An unimplemented recommendation that the Centers for Medicare & Medicaid Services require states to either enroll Medicaid personal care services attendants as providers or require the attendants to register with their state Medicaid agencies and be assigned a unique identifier occupies the No. 14 spot on a new list 25 unimplemented recommendations that “would most positively affect HHS programs in terms of cost savings, program effectiveness and efficiency, and public health and safety if implemented,” according to a report released Monday by the U.S. Department of Health and Human Services Office of Inspector General.
Personal care services, according to the OIG, are subject to “persistent fraud and beneficiary harm.” The OIG also said it has concerns about the varying standards for, and in some cases minimal vetting of, personal care services attendants. The services support activities of daily living for people living in traditional homes as well as assisted living communities and other group settings.
CMS continues to deliberate on the feasibility of requiring unique identifiers for attendants and reflecting their identity on personal care services claims, according to the report. Also, the Cures Act mandated that states implement an electronic visit verification system for all Medicaid personal care services by Jan. 1, 2020, the OIG noted.
Appendices in the annual report, which is titled “Solutions to Reduce Fraud, Waste, and Abuse in HHS Programs: OIG’s Top Recommendations,” also mention recommendations related to long-term care background checks and assisted living hospice care.
The OIG classified as a “significant unimplemented recommendation” its January 2016 exhortation that CMS continue working with participating states to fully implement their background check programs for providers of personal care services, residential care providers and other long-term care providers.

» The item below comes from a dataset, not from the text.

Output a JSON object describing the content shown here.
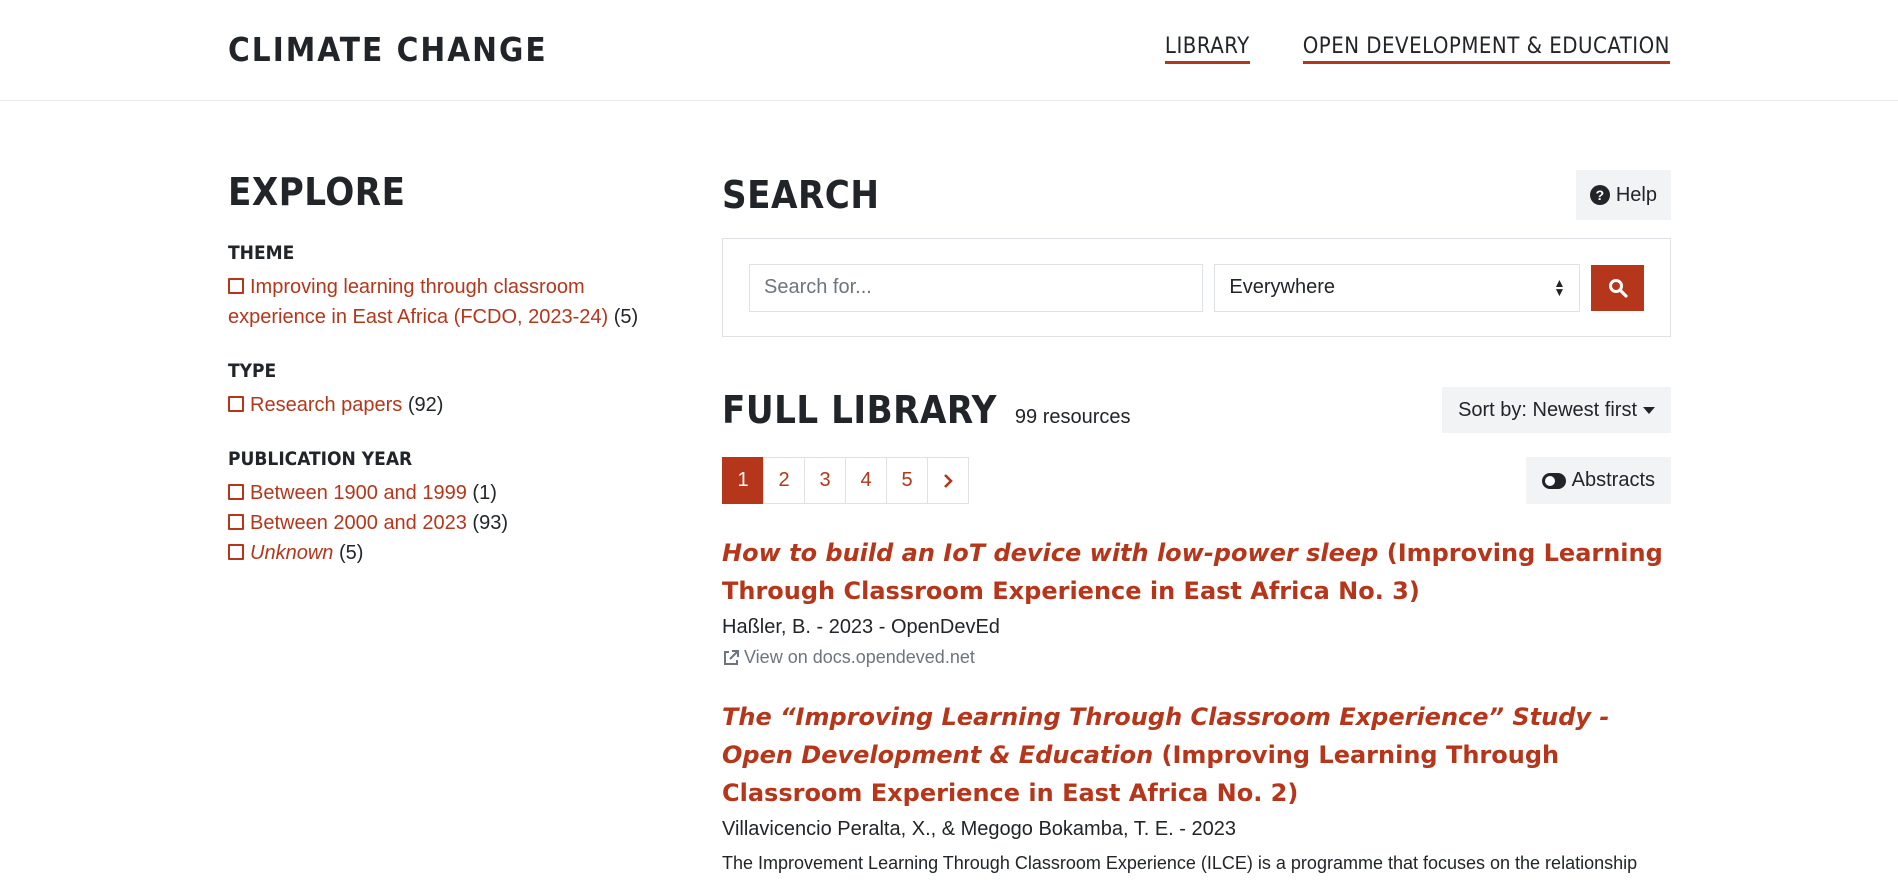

The OIG’s January 2015 recommendation that CMS find a way to decrease incentives that make it attractive for hospices to seek assisted living residents who have certain diagnoses or are likely to have long stays; develop and adopt claims-based measures of quality; and make hospice data publicly available for beneficiaries has been superseded by recommendations made in a July 2018 report, according to the report.